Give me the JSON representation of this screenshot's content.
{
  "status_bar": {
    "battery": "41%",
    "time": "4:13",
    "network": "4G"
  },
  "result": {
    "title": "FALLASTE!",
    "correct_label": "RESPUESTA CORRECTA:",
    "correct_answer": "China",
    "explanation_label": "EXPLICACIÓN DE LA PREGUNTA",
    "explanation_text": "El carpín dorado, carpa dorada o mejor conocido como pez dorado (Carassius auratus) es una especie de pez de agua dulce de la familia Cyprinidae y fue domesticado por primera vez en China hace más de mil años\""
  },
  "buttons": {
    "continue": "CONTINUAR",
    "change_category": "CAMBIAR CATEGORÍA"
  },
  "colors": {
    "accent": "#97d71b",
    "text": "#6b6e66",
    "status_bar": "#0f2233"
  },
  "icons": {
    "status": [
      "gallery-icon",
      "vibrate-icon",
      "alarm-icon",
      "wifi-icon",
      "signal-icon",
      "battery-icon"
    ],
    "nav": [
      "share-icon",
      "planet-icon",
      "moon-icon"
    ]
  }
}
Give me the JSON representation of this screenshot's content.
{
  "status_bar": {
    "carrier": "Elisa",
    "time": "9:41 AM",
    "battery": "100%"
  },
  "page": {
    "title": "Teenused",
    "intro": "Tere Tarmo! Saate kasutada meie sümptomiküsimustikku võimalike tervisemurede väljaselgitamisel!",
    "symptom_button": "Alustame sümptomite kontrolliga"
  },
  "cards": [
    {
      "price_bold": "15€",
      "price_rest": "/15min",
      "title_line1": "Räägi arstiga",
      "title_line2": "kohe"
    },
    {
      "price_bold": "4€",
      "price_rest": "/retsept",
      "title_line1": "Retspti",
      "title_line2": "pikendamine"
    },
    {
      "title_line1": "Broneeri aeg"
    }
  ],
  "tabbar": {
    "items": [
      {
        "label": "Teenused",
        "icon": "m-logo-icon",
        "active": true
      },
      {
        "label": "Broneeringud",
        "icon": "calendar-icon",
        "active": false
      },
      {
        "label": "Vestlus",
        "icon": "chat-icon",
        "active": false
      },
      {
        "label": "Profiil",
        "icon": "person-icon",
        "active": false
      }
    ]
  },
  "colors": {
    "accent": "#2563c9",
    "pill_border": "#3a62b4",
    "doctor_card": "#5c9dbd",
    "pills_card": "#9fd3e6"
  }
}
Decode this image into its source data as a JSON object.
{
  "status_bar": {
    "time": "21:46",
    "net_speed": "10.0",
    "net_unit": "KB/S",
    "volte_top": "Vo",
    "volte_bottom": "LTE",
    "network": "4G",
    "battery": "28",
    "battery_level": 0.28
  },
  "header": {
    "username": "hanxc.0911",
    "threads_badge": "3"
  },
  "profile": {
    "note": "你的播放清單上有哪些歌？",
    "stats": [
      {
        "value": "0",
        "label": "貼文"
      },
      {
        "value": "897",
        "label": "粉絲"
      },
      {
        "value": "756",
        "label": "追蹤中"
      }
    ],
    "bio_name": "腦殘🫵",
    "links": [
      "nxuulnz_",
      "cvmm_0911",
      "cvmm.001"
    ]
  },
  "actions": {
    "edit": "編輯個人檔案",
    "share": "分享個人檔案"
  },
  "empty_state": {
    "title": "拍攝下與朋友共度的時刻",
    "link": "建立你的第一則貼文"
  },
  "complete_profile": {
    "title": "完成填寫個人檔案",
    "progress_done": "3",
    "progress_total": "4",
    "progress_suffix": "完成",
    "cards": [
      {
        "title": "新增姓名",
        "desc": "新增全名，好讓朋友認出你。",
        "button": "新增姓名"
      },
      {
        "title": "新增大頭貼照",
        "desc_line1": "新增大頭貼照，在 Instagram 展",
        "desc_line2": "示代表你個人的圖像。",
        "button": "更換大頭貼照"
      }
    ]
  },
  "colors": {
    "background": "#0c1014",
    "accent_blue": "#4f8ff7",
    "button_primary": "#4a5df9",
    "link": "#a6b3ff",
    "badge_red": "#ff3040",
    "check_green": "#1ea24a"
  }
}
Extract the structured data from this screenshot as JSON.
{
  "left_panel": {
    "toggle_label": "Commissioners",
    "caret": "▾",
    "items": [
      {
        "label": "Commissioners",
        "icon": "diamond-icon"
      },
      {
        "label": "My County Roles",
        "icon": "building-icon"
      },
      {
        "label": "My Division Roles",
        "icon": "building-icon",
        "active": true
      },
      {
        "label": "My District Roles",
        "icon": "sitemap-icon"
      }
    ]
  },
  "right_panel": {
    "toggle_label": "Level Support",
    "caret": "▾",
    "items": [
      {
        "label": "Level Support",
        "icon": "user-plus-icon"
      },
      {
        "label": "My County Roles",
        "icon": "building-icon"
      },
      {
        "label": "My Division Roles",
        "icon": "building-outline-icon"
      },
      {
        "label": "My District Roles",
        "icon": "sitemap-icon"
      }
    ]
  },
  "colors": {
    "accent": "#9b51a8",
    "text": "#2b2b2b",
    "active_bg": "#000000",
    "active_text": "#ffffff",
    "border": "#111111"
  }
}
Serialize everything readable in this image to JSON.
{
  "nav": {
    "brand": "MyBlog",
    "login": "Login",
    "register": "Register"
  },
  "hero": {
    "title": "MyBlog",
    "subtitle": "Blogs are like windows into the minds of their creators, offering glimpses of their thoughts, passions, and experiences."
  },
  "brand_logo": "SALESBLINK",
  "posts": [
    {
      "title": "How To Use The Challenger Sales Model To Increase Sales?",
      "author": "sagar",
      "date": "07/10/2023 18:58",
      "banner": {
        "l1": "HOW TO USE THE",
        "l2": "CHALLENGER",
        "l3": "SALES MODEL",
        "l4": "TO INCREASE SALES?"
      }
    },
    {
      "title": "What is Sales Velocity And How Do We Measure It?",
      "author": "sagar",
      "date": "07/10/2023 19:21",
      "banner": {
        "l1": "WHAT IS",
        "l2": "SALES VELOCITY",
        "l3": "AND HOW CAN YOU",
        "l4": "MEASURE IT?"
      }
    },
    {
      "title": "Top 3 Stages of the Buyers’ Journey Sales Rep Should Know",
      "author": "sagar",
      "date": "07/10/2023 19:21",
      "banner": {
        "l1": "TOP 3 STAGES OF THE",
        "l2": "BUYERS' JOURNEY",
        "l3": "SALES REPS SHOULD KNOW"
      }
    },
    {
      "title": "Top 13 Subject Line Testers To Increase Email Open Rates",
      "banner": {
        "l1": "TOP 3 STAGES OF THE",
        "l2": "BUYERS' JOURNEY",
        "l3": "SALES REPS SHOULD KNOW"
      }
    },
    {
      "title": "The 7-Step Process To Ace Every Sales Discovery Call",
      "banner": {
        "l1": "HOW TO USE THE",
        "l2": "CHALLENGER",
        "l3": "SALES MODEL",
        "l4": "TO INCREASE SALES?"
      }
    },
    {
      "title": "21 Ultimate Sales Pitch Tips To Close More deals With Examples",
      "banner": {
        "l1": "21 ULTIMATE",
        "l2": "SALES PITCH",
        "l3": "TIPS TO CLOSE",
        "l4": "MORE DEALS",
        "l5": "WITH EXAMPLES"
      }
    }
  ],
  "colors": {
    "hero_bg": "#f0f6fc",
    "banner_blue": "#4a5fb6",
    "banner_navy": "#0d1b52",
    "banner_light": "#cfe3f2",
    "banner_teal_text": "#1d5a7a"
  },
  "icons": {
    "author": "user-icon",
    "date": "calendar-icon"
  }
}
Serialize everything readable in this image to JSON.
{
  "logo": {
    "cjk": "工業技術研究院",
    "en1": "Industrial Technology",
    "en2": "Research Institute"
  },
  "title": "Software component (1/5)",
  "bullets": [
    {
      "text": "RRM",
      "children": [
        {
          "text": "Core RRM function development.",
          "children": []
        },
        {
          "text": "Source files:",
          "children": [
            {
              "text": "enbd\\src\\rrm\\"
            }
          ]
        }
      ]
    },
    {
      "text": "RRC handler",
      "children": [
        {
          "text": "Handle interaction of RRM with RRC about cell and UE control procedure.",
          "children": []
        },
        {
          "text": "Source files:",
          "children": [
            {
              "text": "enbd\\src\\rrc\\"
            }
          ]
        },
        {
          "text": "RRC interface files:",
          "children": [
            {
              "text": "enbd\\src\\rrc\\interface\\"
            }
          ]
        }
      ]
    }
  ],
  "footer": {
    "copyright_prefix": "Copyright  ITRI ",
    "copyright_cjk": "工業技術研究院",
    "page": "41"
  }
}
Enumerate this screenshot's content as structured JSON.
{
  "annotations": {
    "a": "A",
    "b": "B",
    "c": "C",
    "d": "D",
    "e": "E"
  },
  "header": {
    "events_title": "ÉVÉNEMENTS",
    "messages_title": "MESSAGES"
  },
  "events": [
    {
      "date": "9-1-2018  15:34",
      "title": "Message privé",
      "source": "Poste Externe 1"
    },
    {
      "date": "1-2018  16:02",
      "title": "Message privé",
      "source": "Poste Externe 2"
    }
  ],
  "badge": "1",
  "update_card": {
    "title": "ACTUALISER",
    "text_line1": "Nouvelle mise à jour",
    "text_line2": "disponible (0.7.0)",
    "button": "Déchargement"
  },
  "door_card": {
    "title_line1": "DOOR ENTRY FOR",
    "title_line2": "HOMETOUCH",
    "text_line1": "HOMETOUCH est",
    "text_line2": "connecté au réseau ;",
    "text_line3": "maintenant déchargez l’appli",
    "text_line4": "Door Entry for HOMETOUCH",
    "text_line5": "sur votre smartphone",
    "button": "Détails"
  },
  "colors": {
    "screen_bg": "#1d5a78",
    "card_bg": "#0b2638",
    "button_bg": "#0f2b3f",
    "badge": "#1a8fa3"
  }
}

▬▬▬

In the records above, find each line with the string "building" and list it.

        "icon": "building-icon"
        "icon": "building-icon",
        "icon": "building-icon"
        "icon": "building-outline-icon"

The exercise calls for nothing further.